Feb 1, 2012
At the risk of incurring wrath for challenging your heresy: I accept that you may have some reason to denigrate the design of the HB on structural grounds, although it seems to me the pattern has stood the test of time for reasons other than simple eye appeal to recreational users;
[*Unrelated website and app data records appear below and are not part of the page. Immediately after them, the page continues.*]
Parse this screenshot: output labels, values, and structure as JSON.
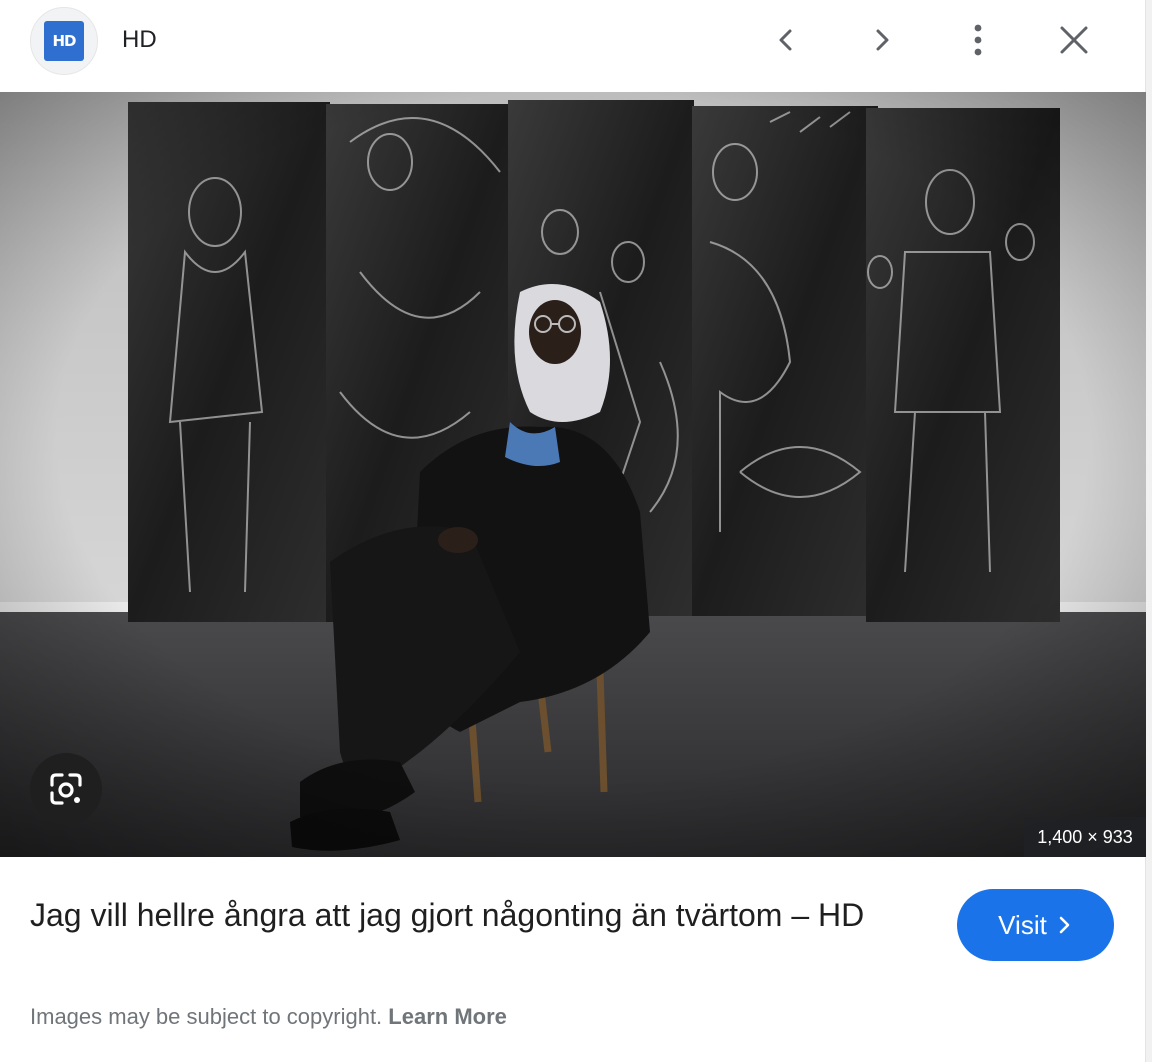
{
  "header": {
    "logo_text": "HD",
    "site_name": "HD"
  },
  "image": {
    "dimensions": "1,400 × 933"
  },
  "result": {
    "title": "Jag vill hellre ångra att jag gjort någonting än tvärtom – HD",
    "visit_label": "Visit"
  },
  "footer": {
    "copyright_text": "Images may be subject to copyright.",
    "learn_more": "Learn More"
  },
  "colors": {
    "accent": "#1a73e8",
    "logo_blue": "#2f6fcf",
    "muted_text": "#70757a"
  },
  "icons": [
    "chevron-left-icon",
    "chevron-right-icon",
    "more-vert-icon",
    "close-icon",
    "google-lens-icon",
    "chevron-right-small-icon"
  ]
}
I think the structural grounds he's referring to is the short eye. It makes for a weaker hang that gets loose quicker. That's why they're essentially a light duty axe, handy for bushcraft craft chores like a trapper would need. But they're not anything you'd want to build a cabin with.